»»
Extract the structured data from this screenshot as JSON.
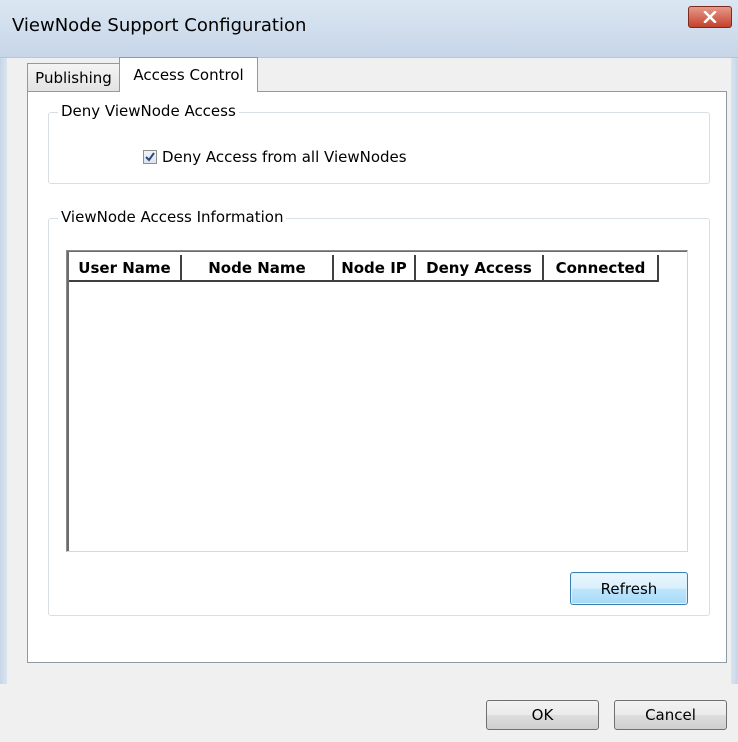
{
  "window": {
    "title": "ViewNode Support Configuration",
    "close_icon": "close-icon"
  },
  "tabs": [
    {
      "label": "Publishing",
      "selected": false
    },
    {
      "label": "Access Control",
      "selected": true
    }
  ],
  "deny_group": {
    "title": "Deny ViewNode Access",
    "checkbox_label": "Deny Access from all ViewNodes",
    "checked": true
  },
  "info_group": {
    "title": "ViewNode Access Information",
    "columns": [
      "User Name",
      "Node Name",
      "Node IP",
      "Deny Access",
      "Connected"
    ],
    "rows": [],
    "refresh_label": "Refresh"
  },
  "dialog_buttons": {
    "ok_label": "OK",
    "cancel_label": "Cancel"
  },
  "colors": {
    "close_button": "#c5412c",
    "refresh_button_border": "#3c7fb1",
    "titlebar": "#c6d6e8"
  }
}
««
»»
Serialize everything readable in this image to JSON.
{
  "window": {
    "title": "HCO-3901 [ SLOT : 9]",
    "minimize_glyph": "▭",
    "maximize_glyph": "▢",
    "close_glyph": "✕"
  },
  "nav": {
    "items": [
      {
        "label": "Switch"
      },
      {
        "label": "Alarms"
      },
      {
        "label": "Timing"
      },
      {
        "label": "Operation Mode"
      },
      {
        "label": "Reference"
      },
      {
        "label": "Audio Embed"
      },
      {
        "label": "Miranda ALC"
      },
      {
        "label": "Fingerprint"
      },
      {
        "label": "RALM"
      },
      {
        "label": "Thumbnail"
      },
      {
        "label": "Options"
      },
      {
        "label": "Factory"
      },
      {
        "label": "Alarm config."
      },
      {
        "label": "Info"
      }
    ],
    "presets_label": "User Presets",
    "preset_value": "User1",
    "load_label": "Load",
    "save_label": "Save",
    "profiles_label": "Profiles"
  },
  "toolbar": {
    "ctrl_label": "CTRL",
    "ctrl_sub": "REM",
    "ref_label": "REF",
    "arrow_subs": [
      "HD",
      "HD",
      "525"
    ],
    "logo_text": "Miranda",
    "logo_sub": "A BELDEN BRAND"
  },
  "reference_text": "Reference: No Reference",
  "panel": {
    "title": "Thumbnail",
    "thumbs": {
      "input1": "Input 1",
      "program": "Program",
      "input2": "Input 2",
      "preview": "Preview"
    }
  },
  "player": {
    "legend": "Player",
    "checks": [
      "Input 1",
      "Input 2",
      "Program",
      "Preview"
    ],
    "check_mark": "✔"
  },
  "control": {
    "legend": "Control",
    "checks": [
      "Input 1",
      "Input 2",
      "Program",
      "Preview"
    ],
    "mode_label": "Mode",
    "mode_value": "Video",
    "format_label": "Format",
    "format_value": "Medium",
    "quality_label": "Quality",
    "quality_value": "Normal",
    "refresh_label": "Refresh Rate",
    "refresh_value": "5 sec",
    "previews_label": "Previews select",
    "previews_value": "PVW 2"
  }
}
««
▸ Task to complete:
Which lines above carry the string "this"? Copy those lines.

▸ Result:
Extract the structured data from this screenshot as JSON.
Serialize everything readable in this image to JSON.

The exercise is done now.